[Exercise data]
[Start of Attachment]
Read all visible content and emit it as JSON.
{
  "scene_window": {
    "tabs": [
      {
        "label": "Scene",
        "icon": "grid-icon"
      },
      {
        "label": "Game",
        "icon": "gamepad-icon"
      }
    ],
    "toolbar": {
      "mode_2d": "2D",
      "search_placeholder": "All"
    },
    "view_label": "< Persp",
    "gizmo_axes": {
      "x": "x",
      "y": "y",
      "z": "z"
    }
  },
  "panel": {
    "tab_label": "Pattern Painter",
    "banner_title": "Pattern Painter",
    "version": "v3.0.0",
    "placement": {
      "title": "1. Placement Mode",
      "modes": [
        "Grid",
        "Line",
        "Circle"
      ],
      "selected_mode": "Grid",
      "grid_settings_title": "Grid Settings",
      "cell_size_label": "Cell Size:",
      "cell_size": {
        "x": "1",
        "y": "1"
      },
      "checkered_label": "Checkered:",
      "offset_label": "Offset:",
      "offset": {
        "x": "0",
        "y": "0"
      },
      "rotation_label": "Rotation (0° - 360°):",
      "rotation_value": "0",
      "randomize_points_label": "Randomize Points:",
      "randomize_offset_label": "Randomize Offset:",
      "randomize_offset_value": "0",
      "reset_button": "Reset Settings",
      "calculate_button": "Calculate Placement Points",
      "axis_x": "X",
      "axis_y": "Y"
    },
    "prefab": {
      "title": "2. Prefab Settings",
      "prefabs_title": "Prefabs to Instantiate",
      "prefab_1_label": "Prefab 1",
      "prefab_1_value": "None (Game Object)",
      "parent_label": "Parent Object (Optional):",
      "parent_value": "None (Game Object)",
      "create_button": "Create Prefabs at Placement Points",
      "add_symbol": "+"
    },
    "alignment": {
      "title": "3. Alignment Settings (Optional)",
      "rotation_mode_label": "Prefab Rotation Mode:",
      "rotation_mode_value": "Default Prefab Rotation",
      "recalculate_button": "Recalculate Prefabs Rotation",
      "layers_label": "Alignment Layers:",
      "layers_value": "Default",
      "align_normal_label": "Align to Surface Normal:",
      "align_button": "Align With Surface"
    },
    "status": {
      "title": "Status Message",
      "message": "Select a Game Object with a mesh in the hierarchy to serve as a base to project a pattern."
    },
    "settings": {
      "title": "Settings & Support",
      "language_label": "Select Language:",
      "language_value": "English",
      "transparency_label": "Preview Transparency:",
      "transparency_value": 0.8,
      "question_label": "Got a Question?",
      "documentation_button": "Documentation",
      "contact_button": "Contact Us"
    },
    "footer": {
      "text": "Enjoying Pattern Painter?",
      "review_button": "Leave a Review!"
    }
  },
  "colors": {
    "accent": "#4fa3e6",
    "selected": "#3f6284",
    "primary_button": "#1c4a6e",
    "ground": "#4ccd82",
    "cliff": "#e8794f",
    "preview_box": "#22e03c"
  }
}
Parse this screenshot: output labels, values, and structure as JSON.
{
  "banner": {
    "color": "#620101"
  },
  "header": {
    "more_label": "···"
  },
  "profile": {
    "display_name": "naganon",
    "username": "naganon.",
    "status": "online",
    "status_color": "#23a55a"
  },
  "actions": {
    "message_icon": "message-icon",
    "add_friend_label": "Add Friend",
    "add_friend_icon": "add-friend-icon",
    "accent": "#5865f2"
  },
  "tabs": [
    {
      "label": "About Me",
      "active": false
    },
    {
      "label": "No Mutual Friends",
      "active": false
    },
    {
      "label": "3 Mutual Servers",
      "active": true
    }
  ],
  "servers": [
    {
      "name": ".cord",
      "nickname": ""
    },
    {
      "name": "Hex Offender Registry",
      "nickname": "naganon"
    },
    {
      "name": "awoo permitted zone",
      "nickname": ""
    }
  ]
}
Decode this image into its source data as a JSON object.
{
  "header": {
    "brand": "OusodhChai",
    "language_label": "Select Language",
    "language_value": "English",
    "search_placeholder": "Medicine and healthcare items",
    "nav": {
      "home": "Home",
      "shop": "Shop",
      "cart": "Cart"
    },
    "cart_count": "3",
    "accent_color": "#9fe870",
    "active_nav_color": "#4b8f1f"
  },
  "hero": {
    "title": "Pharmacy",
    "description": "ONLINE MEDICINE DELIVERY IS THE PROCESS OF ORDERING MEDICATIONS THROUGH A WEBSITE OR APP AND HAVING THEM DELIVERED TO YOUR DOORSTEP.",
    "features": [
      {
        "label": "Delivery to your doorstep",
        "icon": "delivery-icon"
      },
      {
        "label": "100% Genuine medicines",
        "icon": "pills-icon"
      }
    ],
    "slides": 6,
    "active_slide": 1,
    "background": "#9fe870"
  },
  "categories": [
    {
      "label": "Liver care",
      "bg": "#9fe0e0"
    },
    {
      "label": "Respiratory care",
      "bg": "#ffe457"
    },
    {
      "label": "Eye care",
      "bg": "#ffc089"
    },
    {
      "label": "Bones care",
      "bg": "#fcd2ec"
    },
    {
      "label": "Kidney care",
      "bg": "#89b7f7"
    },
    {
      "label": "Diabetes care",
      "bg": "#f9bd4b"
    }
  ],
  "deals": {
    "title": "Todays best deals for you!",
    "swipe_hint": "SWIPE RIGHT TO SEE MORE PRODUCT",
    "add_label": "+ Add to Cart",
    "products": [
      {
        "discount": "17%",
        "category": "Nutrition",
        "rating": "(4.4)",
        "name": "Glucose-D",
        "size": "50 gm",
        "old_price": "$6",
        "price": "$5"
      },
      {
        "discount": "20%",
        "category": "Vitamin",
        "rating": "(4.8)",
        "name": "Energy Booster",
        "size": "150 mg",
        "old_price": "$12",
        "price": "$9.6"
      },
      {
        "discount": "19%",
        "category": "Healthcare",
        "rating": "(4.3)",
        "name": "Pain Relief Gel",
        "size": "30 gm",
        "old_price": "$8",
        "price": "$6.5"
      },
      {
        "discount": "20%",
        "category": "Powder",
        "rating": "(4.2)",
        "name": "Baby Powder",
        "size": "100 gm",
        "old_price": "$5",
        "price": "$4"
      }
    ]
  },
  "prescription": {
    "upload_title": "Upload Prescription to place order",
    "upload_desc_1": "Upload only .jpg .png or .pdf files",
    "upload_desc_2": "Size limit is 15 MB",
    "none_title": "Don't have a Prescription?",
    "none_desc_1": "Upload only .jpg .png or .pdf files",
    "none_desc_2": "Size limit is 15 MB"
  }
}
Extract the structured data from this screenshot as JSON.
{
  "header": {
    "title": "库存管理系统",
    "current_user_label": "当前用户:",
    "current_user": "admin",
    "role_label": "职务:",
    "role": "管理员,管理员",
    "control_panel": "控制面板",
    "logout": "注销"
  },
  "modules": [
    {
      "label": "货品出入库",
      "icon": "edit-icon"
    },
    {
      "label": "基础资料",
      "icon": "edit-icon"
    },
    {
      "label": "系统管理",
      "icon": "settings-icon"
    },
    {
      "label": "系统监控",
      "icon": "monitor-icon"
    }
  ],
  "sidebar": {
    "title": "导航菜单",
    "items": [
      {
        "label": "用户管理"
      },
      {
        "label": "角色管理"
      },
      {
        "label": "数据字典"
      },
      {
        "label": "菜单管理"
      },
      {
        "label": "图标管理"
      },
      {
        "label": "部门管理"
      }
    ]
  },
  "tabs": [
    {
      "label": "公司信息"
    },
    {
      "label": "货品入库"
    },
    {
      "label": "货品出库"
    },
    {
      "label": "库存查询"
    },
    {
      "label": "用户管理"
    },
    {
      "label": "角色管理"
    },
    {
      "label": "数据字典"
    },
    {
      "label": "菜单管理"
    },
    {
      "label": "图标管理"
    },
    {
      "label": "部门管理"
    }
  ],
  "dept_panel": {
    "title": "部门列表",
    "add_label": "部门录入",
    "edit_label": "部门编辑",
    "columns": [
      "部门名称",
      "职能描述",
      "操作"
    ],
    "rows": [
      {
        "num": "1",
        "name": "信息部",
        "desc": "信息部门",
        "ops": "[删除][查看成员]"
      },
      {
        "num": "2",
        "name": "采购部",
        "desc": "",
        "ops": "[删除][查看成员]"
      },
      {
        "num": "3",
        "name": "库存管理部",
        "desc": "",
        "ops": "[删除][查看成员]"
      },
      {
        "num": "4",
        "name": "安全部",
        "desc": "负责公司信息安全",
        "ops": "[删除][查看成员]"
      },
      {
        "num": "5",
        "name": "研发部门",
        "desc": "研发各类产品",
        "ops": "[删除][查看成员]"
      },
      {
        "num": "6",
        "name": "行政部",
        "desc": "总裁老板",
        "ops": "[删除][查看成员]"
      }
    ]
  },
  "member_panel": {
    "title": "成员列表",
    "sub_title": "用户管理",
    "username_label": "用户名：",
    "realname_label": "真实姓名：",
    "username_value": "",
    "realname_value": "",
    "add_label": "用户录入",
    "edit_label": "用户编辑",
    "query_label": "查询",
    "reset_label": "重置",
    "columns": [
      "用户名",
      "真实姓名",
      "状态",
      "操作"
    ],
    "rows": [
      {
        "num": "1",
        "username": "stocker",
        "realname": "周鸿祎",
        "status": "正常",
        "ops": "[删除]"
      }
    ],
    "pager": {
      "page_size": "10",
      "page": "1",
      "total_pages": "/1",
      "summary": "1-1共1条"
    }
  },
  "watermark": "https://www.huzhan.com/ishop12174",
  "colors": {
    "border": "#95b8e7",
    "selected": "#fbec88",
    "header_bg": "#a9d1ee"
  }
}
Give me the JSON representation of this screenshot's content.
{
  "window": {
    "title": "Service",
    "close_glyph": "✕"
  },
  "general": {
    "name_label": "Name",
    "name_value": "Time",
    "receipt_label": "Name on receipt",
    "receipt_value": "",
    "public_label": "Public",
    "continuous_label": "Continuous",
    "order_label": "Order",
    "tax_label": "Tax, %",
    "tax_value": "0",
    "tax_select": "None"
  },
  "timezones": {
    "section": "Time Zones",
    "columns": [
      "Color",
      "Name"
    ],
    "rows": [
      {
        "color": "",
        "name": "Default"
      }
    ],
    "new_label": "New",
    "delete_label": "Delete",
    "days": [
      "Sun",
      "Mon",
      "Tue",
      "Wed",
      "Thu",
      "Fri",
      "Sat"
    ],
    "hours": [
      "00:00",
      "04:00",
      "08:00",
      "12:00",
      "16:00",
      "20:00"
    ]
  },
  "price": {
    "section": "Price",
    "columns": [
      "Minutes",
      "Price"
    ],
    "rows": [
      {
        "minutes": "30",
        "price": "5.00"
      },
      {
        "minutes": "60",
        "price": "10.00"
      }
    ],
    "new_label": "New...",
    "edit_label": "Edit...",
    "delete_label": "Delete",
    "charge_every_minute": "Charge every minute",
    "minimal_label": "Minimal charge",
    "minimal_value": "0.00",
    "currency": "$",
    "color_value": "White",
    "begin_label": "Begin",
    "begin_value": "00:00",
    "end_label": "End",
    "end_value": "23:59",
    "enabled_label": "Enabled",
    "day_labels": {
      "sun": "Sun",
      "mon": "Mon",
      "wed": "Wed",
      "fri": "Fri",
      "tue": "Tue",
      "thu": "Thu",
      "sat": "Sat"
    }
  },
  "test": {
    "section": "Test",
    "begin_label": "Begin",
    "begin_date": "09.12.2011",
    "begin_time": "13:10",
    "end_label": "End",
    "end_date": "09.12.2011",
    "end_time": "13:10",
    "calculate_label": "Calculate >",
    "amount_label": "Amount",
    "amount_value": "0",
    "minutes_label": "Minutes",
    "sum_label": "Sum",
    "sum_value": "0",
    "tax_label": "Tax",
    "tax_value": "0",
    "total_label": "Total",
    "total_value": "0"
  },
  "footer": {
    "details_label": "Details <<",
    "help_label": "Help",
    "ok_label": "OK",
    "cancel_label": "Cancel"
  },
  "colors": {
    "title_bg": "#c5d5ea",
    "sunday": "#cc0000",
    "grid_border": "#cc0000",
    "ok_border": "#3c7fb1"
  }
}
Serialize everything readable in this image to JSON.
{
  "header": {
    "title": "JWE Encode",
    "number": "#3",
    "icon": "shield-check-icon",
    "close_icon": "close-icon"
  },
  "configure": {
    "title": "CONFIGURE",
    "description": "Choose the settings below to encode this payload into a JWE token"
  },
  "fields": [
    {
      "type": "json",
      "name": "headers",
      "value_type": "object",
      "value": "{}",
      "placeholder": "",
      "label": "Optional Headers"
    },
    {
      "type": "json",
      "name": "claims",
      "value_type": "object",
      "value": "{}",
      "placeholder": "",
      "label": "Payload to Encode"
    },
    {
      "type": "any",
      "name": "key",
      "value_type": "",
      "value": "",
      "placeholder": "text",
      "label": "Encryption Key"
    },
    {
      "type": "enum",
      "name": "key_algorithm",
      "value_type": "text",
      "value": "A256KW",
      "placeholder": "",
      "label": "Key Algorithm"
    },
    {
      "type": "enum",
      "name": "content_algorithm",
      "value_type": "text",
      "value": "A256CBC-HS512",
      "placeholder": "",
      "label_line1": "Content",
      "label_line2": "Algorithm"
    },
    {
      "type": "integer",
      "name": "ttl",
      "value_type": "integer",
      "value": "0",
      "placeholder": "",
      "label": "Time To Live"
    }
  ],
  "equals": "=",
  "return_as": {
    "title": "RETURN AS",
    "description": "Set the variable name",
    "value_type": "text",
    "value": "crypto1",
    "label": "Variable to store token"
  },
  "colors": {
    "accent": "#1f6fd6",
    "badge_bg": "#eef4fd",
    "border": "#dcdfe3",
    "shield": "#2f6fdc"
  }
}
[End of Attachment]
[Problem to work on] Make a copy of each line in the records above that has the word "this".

[Written answer]
Parse this screenshot: output labels, values, and structure as JSON.
Decode this image into its source data as a JSON object.
Extract the structured data from this screenshot as JSON.
Give me the JSON representation of this screenshot's content.
Serialize everything readable in this image to JSON.
    "description": "Choose the settings below to encode this payload into a JWE token"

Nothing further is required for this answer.